Kia reinvigorates its Soul
KOREAN DESIGN ICON: Kia’s soulful hatchback has received a mid-life styling and running gear upgrade.
Since its debut at the 2008 Paris auto show the Kia Soul has won many admirers for its stylish packaging of the traditional four-door hatchback concept.
It's one of Kia chief designer Peter Schreyer’s earlier works and debuted the now signature Tiger nose chromed surround detailing which has come to define most of Kia’s current product, including (in South Africa) the just-released Cerato hatch.
Changes have been kept to the minimum by Kia's designers for the Soul's 2011 facelift but includes some finessing of the car's illumination design - the most notable amendment.
LED daytime running lights (residing in new light clusters), a resurfaced bonnet and remoulded bumpers (front and rear) combine to tally the Kia Soul’s 2011 facelift.
The Soul’s infotainment system gains a reversing camera as part of the upgrade and, out of sight, Kia’s said to have added cabin insulation to improve sound deadening and render an even less intrusive driving experience.

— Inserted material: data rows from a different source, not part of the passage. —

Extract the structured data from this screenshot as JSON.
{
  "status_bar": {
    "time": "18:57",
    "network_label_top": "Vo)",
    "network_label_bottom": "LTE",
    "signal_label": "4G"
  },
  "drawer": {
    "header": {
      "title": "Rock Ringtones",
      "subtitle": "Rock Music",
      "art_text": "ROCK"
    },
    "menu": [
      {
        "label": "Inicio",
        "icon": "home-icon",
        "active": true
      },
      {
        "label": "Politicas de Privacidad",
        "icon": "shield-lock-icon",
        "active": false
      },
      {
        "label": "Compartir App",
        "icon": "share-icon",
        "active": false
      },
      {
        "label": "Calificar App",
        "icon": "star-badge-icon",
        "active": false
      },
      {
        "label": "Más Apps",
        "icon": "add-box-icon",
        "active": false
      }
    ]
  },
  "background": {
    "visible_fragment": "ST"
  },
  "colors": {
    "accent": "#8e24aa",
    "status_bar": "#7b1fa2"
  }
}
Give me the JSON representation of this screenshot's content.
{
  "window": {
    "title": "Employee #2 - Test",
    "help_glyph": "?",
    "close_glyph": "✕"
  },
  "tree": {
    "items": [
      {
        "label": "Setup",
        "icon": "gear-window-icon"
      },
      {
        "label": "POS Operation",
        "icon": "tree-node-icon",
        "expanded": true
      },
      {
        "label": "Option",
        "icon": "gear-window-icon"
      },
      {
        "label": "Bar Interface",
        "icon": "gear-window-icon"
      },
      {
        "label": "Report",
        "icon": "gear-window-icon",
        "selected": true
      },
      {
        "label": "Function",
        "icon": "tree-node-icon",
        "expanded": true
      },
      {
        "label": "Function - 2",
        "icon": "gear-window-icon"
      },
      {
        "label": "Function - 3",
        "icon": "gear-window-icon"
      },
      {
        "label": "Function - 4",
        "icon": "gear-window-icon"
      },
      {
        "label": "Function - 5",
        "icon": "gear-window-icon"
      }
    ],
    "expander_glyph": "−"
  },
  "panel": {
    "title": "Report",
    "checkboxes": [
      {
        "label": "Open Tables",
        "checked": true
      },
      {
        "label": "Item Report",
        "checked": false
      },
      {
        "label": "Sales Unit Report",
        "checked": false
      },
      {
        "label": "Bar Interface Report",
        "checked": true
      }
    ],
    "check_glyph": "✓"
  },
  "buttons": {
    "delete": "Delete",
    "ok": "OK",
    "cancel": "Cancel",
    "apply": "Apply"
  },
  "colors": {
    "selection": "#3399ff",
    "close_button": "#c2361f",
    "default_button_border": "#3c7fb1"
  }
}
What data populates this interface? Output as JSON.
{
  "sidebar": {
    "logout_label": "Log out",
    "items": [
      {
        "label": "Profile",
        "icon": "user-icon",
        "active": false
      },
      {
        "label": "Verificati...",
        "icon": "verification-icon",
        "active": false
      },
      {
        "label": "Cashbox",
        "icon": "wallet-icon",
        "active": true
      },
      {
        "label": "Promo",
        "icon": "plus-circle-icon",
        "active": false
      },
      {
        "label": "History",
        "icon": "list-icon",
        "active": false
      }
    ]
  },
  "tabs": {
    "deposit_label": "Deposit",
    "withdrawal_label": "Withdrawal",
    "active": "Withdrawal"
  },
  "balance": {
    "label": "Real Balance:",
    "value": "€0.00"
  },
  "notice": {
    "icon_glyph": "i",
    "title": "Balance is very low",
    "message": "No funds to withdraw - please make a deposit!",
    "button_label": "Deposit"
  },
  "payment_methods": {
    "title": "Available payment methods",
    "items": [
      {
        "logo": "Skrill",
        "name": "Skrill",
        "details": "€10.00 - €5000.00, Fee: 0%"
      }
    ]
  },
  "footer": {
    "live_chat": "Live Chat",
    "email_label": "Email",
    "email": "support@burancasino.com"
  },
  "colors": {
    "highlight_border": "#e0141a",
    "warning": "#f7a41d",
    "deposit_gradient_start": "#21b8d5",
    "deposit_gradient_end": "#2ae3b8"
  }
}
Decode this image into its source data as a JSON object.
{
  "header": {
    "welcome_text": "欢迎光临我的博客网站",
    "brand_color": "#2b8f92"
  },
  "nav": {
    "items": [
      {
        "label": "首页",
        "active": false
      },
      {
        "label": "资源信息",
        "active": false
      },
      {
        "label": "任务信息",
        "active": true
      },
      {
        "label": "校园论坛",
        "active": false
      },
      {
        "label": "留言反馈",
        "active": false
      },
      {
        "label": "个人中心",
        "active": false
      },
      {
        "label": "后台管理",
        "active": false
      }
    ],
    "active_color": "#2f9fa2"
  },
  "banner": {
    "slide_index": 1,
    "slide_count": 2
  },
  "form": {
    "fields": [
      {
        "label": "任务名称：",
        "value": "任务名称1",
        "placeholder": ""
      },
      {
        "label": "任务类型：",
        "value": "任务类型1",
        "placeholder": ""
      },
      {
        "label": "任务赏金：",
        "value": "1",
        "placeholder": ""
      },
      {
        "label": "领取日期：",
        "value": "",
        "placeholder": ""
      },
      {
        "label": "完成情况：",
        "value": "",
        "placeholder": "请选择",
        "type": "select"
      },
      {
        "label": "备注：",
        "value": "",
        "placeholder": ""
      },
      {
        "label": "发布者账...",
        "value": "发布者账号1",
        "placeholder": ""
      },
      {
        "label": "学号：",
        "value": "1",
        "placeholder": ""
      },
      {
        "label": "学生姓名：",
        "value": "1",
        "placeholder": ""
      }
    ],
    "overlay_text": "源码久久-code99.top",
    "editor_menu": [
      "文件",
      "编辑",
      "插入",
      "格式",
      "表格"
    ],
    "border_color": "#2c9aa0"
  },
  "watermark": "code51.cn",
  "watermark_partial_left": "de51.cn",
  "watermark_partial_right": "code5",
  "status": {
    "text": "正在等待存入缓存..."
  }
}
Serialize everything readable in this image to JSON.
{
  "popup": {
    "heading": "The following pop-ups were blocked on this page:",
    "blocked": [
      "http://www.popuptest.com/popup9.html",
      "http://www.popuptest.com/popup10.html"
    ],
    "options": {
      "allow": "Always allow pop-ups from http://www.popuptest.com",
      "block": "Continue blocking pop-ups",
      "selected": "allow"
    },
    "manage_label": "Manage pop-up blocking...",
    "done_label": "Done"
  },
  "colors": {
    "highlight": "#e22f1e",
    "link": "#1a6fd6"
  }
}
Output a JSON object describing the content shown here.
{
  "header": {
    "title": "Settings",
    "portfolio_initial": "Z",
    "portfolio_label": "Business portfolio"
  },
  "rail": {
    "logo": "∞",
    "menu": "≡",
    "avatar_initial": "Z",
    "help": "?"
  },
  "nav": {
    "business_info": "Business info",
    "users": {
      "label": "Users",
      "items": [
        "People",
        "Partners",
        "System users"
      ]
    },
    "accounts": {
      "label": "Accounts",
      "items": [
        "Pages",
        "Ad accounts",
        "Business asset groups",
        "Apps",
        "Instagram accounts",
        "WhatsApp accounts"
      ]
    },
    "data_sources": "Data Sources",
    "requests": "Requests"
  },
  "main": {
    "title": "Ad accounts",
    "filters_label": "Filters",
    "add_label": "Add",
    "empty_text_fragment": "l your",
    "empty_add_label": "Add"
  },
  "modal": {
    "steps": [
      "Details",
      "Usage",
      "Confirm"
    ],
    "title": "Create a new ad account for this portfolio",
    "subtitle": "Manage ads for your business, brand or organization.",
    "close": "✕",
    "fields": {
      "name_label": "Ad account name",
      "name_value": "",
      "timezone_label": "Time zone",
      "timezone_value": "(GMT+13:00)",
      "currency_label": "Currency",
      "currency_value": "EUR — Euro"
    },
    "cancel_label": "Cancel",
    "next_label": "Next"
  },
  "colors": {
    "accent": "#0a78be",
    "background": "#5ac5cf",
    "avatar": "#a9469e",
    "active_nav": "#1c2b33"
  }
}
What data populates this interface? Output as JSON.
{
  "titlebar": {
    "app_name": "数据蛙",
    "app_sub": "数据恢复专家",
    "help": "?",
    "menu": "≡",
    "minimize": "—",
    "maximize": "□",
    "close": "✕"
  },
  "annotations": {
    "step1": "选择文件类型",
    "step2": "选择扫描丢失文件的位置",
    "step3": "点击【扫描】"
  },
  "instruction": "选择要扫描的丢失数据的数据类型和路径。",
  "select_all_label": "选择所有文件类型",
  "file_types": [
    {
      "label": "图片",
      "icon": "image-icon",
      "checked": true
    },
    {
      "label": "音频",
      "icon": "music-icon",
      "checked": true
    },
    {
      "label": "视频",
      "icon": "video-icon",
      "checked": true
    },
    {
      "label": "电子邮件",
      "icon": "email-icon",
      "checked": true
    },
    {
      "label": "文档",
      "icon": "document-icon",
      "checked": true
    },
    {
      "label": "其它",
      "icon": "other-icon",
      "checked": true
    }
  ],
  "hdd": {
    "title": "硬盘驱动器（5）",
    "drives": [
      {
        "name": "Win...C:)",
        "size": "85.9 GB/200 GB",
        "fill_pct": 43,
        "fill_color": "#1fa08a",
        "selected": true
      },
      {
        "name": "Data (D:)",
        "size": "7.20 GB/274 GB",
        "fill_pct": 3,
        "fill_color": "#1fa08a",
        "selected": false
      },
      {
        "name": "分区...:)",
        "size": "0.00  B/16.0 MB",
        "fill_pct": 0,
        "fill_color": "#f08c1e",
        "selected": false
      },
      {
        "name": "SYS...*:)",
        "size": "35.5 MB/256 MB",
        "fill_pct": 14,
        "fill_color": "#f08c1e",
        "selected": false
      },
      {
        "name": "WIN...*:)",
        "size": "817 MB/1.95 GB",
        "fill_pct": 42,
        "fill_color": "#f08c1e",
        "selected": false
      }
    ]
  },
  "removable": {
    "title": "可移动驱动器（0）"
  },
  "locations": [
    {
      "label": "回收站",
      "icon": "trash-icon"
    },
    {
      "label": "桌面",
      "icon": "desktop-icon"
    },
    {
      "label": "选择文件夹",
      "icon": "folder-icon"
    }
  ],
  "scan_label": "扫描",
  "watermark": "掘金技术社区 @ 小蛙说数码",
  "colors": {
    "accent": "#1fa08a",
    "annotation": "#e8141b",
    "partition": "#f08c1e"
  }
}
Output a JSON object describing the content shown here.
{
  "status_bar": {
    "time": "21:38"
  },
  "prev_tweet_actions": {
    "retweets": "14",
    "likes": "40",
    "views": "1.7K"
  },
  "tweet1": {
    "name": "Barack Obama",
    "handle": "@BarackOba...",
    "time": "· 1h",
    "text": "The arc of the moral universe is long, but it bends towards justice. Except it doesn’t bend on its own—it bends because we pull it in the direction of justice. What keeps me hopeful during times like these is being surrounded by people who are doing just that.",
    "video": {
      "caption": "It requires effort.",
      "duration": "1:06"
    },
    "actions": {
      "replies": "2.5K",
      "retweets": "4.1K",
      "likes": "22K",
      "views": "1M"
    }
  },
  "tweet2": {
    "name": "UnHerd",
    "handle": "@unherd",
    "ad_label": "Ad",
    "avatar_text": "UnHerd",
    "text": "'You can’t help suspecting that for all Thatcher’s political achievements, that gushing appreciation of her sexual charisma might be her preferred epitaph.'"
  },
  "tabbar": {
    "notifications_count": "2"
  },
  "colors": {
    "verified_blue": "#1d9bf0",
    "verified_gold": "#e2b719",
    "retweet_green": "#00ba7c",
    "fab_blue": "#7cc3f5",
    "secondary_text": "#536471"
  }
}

DIRECT-INJECTION PETROL POWER
the new Kia Soul ALSO adds two new engine and transmission options to the range.
Kia’s 1.6-litre, four-cylinder engine gains direct-injection and powers up to 101kW as a result (an improvement of 10kW), supported by 164Nm of torque (up 12Nm from the port-injected 1.6). According to Kia, fuel consumption averages to 7.5 litres/100km.
For Soul customers who require more urge, there's a tuned version of the two-litre four-cylinder capable of 117kW and 193Nm while returning 7.8 litres/100km during a combined urban/highway driving cycle.
SOUL WAGON: Styling changes are slight (there’s a reversing camera hiding around the back) but new transmissions are a welcome upgrade…
Fans of the Soul range will be pleased to note that two new six-speed transmissions (automatic and manual) replace the current five-speed manual and (rather) antiquated four-speed auto.
These new transmissions will go some way to addressing what was for many a mechanical annoyance of the funky Kia hatchback - the lack of overtaking punch at higher speeds and mechanical noise coefficient of the four-speed auto when cruising along briskly.